But who’s to blame? Saunier recognizes the tough spot so many artists and labels are in, where they’re unable to outwardly criticize their corporate overlords without risking total irrelevance. “The people I would blame the most are the greedy chauvinists in charge of companies like Spotify and [those] who own Google,” he goes on:

These are the companies that have presented themselves as hip, huge, harmless . . . In fact, they are ruthless and as hungry for profit . . . They’re shark-like. Just eat up everything, take all of the world’s creations. Digitize them and offer them back to humanity either for free or for an incredibly low price. And don’t pay, or massively underpay the creators, and just kick back and put your feet up, and know that if Greg from Deerhoof doesn’t like it, well that’s fine, because there are a million other people lined up behind Greg who are perfectly happy to volunteer their music to exactly such a scheme in hopes of doing something besides being a barista their whole life.

quoting Deerhoof drummer Greg Saunier

—p.93 The Problem with Muzak (88) by Liz Pelly 11 months ago
95

[...] With this in mind, and when I worry over the publications, labels, and artists who have (reluctantly or otherwise) embraced Spotify, I can’t help but think of that airport restaurant server who teaches you how to use the iPad, thereby contributing to her own obsolescence. Why is the music press generating value for a platform that in every way plans to eliminate it? And what will become of music criticism in a world without records? Will publications review discovery feeds and write profiles of playlists? What good will criticism be when all of music has coalesced into algorithmically preordained Muzak?

I want to believe that it’s not too late to beat the billionaires and the bots. But earlier this year Spotify signed a lease for fourteen floors at Four World Trade Center. The company’s gone on a hiring spree, with plans to add a thousand employees. The new lease costs $2.77 million in monthly rent. And it lasts until 2034.

although I feel like there's value in a music press being more about personal storytelling (like that incredible piece on The National), I agree with her sentiment and also think that Spotify planning ahead for 2034 is fucking terrifying

—p.95 The Problem with Muzak (88) by Liz Pelly 11 months ago

[...] With this in mind, and when I worry over the publications, labels, and artists who have (reluctantly or otherwise) embraced Spotify, I can’t help but think of that airport restaurant server who teaches you how to use the iPad, thereby contributing to her own obsolescence. Why is the music press generating value for a platform that in every way plans to eliminate it? And what will become of music criticism in a world without records? Will publications review discovery feeds and write profiles of playlists? What good will criticism be when all of music has coalesced into algorithmically preordained Muzak?
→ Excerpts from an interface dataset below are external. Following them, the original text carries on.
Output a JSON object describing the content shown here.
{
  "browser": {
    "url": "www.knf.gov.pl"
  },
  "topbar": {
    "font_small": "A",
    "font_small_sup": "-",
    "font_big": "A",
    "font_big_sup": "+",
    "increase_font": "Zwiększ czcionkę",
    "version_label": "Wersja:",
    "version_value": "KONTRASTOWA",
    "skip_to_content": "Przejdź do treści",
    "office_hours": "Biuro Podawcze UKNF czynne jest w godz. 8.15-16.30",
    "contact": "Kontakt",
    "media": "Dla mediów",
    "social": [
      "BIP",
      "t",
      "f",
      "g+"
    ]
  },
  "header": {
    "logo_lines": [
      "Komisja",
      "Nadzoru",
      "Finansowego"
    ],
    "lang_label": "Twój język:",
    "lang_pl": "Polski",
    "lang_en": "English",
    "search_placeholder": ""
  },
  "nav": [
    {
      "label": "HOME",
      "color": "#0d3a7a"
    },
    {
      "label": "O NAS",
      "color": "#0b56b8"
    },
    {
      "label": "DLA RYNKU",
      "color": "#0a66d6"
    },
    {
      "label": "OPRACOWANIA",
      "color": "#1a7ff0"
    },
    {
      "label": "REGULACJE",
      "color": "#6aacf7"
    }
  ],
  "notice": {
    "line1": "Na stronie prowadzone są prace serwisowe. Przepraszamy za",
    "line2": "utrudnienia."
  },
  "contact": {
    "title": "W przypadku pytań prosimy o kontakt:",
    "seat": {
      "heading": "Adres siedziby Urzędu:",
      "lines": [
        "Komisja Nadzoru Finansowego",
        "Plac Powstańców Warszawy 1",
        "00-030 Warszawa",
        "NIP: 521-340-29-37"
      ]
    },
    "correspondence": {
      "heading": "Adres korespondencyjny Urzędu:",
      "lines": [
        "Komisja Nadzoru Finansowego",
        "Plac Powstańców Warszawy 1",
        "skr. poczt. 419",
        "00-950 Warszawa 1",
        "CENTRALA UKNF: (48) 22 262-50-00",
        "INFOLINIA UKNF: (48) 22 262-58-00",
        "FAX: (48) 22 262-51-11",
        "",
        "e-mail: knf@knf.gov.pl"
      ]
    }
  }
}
I want to believe that it’s not too late to beat the billionaires and the bots. But earlier this year Spotify signed a lease for fourteen floors at Four World Trade Center. The company’s gone on a hiring spree, with plans to add a thousand employees. The new lease costs $2.77 million in monthly rent. And it lasts until 2034.

although I feel like there's value in a music press being more about personal storytelling (like that incredible piece on The National), I agree with her sentiment and also think that Spotify planning ahead for 2034 is fucking terrifying

—p.95 The Problem with Muzak (88) by Liz Pelly 11 months ago